## Work instruction
Look below and pull out each line with the word "color".

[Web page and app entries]

☆ ☆ ☆ ☆ ☆ ☆ ☆

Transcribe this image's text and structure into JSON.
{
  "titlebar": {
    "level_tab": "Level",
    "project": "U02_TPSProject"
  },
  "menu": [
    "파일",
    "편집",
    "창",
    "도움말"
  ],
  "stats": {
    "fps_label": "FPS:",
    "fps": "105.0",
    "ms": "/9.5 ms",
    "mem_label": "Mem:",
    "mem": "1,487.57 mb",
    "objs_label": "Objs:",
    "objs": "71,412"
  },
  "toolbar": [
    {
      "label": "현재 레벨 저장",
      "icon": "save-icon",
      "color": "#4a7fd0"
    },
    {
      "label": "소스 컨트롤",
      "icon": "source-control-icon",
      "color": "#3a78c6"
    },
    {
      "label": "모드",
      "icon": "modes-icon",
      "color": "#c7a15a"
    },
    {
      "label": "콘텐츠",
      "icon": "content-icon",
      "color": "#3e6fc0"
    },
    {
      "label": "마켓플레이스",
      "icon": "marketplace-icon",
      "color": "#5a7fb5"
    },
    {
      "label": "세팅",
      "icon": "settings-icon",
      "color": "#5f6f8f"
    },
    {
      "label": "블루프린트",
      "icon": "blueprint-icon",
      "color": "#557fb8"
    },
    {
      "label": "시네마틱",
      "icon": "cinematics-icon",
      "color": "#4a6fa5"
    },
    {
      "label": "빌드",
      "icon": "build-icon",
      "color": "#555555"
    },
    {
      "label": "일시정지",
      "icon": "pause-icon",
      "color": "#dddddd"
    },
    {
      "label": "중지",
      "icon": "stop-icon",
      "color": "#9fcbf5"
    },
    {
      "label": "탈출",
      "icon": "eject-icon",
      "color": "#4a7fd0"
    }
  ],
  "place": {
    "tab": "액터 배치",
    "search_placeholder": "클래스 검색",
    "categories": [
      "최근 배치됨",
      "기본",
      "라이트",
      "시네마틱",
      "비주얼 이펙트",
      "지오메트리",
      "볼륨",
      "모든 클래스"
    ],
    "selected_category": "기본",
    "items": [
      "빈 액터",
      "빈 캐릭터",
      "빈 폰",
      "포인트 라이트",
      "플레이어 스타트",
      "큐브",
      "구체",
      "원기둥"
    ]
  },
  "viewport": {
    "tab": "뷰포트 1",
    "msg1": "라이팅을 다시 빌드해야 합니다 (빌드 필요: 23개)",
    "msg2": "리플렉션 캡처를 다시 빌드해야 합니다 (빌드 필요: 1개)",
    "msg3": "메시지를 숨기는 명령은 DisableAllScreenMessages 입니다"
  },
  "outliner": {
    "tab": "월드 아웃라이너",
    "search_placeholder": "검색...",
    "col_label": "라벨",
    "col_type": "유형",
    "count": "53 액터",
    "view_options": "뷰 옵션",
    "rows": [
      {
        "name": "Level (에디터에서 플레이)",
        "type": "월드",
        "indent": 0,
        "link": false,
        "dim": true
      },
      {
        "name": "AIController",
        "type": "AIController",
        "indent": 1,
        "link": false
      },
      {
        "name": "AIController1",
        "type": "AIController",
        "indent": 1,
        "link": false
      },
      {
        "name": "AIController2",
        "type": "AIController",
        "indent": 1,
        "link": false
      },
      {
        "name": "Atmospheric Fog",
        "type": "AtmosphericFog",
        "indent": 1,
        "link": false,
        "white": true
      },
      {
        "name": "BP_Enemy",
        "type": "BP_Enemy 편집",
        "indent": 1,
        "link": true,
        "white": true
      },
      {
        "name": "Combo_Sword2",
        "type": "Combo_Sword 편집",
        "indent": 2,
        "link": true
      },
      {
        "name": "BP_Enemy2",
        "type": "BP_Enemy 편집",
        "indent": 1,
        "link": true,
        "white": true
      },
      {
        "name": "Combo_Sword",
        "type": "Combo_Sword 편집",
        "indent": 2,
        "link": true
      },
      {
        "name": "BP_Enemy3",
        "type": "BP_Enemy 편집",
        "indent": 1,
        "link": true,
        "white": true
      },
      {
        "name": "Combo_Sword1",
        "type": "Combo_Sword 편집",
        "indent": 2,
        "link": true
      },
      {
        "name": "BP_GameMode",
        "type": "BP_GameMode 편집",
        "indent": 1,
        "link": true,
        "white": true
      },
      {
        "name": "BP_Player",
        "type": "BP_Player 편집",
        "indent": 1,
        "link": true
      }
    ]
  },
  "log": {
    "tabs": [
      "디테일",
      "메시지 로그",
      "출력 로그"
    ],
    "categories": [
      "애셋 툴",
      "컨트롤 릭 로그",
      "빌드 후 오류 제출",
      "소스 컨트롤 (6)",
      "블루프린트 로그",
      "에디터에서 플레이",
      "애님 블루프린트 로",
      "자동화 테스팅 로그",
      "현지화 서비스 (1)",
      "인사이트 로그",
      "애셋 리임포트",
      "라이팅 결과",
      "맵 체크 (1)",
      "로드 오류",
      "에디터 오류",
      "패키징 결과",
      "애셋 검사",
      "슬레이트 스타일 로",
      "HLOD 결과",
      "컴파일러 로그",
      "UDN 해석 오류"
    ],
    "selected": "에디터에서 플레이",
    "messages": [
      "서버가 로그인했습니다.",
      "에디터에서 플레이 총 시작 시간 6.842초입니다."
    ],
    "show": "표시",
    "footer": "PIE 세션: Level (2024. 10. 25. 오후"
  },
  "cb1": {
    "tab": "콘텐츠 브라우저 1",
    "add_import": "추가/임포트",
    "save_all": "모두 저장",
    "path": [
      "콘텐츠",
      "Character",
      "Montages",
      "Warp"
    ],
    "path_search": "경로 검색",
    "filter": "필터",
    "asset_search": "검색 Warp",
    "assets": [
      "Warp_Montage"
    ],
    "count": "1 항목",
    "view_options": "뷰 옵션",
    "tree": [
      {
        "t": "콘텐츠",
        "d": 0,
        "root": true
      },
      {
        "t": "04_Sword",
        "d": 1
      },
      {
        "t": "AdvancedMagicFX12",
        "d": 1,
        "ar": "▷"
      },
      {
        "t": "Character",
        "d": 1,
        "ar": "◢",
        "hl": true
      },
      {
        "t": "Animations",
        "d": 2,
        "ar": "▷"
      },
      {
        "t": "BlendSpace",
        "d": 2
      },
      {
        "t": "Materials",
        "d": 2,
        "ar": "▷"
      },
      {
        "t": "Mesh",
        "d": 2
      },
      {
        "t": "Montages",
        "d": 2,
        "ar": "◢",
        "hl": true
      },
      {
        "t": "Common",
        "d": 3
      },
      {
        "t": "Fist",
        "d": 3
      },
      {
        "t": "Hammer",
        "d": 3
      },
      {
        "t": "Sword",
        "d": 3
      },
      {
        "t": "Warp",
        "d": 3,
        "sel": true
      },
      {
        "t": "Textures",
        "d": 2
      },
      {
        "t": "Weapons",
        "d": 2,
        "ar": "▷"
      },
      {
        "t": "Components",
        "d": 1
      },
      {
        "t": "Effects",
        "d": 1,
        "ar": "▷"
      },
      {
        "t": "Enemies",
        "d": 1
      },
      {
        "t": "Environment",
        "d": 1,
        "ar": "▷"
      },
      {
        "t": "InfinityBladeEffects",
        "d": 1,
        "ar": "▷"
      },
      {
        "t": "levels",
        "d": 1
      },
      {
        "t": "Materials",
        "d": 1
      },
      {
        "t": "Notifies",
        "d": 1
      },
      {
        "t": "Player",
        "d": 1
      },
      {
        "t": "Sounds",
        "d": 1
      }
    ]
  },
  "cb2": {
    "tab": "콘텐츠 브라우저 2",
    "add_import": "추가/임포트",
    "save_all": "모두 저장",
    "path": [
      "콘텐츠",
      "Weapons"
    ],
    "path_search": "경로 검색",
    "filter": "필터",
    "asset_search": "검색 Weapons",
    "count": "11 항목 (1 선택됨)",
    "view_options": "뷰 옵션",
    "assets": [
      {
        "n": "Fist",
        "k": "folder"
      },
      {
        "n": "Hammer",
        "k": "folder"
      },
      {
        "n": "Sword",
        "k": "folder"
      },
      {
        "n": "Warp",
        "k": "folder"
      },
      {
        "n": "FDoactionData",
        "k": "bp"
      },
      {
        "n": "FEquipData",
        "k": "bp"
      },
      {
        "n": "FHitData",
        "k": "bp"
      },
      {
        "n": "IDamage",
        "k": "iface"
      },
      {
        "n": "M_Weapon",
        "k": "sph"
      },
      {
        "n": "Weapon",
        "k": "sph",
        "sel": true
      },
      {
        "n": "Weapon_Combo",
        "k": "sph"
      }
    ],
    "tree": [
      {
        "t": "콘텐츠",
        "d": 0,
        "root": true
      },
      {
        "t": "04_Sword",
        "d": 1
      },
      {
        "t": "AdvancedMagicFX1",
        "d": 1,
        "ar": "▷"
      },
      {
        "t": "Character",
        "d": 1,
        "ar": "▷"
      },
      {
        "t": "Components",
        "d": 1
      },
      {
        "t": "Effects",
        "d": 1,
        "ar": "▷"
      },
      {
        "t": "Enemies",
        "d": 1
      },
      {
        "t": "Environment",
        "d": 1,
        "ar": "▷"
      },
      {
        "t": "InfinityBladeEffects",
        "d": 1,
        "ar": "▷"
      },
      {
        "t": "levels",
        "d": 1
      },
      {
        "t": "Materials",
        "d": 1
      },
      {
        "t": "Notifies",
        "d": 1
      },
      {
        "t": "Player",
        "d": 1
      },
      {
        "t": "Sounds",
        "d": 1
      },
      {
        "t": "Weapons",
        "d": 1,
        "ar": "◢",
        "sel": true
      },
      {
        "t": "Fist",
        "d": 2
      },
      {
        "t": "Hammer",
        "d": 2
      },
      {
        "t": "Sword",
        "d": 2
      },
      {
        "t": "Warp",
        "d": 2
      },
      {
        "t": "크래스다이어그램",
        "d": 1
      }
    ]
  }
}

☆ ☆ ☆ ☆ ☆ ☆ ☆

## Expected answer
      "color": "#4a7fd0"
      "color": "#3a78c6"
      "color": "#c7a15a"
      "color": "#3e6fc0"
      "color": "#5a7fb5"
      "color": "#5f6f8f"
      "color": "#557fb8"
      "color": "#4a6fa5"
      "color": "#555555"
      "color": "#dddddd"
      "color": "#9fcbf5"
      "color": "#4a7fd0"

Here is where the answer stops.